Once the club is in position, Taylor clasps his taped hooks around the shaft and swings away. His backswing isn’t very deep, but his leg push and timing are near-perfect. The ball soars. And he makes it look so easy” (The Daily News Online).
For Jim Taylor, golf is his life. The excitement and enthusiasm was apparent in his voice while talking to him over the phone about our project. He is eager to see our ideas and prototypes in person, so much so that Jim is planning on driving down from Washington to visit us in middle to late May. During his stay we will play a round of golf with Jim and have the opportunity to see how Jim uses his golf arms in person. In addition, Jim has expressed that he would like to share a few ideas with us regarding how he feels his golf prosthetics could be improved. We hope to learn a tremendous amount from Jim during his visit, and the feedback we receive will help us address many key issues with our ideas a help us make significant progress with our designs.
On April 3, 2011, two Kinesiology majors, Joe Ricci and Danielle Morrison, and our senior project team met with John Lawson. John Lawson is a bilateral arm amputee who lost his arms in an electrical accident. The doctors tried to save his right hand but ended up having to cut it off. His left amputation is about two to three inches below the elbow and his right amputation is about two to three inches above the wrist. He can create a fair amount of rotation with his right arm but none with his left. John lives in Ohio and comes to California often for acting jobs. He likes to come to San Luis Obispo for the Amp Surf organization. He seems very excited to give us insight on our designs.
He used to play golf with his brother and made a makeshift golf attachment. The golf attachment is very simple; every club has a pin glued on the shaft which then goes on to a block. The club can freely rotate 90 degrees around the pin. This design only allows movement in one degree of freedom. A sketch of his design is shown in Figure 8. John uses hooks on both of his prosthetic arms which are operated by shoulder movements. When John shrugs his shoulders he applies tension on the cable which is connected to a lever. The lever will open and close the hook.
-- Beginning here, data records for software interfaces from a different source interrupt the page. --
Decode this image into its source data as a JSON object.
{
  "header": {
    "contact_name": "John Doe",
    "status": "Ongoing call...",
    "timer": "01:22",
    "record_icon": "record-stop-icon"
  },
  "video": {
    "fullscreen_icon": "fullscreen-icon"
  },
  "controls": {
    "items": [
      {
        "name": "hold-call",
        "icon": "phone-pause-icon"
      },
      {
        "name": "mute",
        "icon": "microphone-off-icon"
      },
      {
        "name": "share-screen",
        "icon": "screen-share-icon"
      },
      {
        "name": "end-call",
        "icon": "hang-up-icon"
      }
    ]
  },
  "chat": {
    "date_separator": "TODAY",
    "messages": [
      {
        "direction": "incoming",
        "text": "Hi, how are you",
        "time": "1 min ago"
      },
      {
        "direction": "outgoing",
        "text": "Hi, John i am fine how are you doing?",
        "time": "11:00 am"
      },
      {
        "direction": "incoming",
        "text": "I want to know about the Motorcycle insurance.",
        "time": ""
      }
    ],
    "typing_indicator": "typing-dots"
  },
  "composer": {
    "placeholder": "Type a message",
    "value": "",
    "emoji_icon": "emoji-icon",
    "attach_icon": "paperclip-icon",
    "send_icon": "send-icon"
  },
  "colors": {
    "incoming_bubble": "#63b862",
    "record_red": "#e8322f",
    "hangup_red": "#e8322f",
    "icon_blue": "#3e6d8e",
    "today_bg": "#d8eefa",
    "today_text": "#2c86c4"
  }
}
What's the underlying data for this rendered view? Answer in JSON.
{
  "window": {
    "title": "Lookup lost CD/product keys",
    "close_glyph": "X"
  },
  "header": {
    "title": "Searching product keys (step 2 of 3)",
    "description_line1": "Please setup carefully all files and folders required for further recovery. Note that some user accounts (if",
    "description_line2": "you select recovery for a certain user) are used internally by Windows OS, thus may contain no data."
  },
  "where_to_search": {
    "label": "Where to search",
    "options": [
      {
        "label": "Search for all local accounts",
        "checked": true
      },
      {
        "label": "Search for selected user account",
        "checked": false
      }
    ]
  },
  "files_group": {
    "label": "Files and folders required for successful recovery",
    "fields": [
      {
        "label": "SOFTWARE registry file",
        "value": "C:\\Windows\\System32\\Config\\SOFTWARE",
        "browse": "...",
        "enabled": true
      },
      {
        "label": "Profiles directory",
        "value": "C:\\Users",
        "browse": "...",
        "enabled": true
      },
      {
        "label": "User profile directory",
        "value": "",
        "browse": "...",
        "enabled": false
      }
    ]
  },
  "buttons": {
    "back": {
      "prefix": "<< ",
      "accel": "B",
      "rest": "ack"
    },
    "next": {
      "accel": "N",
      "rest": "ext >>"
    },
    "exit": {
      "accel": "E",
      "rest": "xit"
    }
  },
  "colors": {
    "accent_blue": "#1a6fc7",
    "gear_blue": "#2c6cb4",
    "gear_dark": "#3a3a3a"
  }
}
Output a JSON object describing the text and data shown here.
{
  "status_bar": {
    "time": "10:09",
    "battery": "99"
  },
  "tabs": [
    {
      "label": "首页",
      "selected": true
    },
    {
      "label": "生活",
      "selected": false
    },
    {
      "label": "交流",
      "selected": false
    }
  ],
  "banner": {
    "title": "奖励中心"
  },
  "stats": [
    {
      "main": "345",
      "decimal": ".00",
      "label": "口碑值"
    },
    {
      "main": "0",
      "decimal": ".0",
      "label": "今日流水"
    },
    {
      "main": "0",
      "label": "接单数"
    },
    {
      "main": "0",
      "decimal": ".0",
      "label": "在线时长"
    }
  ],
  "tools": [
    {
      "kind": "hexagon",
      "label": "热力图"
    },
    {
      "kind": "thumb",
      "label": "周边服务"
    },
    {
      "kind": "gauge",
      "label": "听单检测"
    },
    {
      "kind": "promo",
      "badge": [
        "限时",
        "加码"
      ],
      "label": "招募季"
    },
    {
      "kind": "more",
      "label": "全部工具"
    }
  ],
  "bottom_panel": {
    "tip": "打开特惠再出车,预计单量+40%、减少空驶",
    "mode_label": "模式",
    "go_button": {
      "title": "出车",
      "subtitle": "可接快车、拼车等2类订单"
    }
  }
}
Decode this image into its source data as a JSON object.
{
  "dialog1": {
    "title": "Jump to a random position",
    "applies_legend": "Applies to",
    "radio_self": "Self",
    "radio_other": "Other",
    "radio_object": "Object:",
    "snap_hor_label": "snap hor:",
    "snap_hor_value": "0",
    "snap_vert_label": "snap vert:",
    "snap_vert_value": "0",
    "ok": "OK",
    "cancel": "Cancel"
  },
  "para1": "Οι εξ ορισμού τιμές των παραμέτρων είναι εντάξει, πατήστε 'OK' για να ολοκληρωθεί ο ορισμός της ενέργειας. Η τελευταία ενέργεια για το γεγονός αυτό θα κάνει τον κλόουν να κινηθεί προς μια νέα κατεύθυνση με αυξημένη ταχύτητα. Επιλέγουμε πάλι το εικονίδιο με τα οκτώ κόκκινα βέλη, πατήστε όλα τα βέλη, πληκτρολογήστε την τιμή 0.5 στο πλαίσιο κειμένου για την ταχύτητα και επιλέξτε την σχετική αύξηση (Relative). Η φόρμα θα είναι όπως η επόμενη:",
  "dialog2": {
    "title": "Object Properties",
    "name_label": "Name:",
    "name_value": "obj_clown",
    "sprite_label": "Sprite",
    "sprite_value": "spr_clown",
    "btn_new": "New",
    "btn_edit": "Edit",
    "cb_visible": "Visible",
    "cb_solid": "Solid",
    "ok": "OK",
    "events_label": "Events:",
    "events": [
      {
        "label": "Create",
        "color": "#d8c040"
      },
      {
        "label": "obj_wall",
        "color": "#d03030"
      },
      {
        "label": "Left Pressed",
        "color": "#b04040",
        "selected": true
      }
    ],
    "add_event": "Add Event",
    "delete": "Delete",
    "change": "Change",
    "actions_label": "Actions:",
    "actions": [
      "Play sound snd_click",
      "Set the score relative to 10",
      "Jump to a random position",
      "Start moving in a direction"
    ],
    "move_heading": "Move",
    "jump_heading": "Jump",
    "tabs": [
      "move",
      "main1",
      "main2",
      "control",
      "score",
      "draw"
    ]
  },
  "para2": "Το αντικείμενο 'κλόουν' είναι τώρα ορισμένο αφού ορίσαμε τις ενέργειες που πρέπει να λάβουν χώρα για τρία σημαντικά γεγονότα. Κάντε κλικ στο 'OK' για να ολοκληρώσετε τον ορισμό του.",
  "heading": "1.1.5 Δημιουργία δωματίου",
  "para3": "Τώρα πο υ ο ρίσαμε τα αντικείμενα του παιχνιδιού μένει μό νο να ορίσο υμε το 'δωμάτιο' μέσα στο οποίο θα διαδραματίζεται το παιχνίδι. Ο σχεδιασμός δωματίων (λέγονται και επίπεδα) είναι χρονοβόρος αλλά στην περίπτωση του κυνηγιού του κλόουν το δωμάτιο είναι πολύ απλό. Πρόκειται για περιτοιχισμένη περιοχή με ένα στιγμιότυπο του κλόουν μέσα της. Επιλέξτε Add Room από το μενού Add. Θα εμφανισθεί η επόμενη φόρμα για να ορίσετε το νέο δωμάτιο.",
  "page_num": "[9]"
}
The hook is forced closed by many castration bands which give the hook a strong gripping force. John Lawson’s hooks have about 20 pounds gripping force which is much higher than the average hook. This is due to the increased number of castration bands applied to John’s hooks.
While removing his hooks, John first showed us how to remove the cable from the lever. Then he unscrews the hook. To put it back on, he places a washer on top of the threaded hole and then attempts to screw his hook back on. Each time he tried to screw it back on, the washer would fall on the ground. Ryan ended up helping him put it back on. This made us realize that it is unrealistic to make the amputees remove their hooks in the middle of a round of golf. It would take too long and it would require assistance.
John demonstrated to us that if he were to swing a golf club, the motion of the golf swing would inadvertently cause his left hook to open. John is not an avid golfer so it is unknown if that happens to all golfers who use cable assisted prosthetics. However, knowing this we are going to have to design a product that ensures that the golfer will not let go of the club accidentally during the golf swing. An interesting point to note is that John can easily detach the cable from the lever of his left prosthetic arm, which then permanently prevents his left hook from opening until the cable is reattached.
When asked if he would rather have a product that allows complete independent use or a product that looks like a natural golf swing, he said without hesitation that he would rather have a product that allows complete independence of use.
John said the hardest part of golf is teeing up the golf ball. He has to pick up both tee and ball at the same time and delicately place it in the ground. John said that the easiest part of golf is the short game and putting.
John is planning on coming back to California in May to help us further develop our prototypes.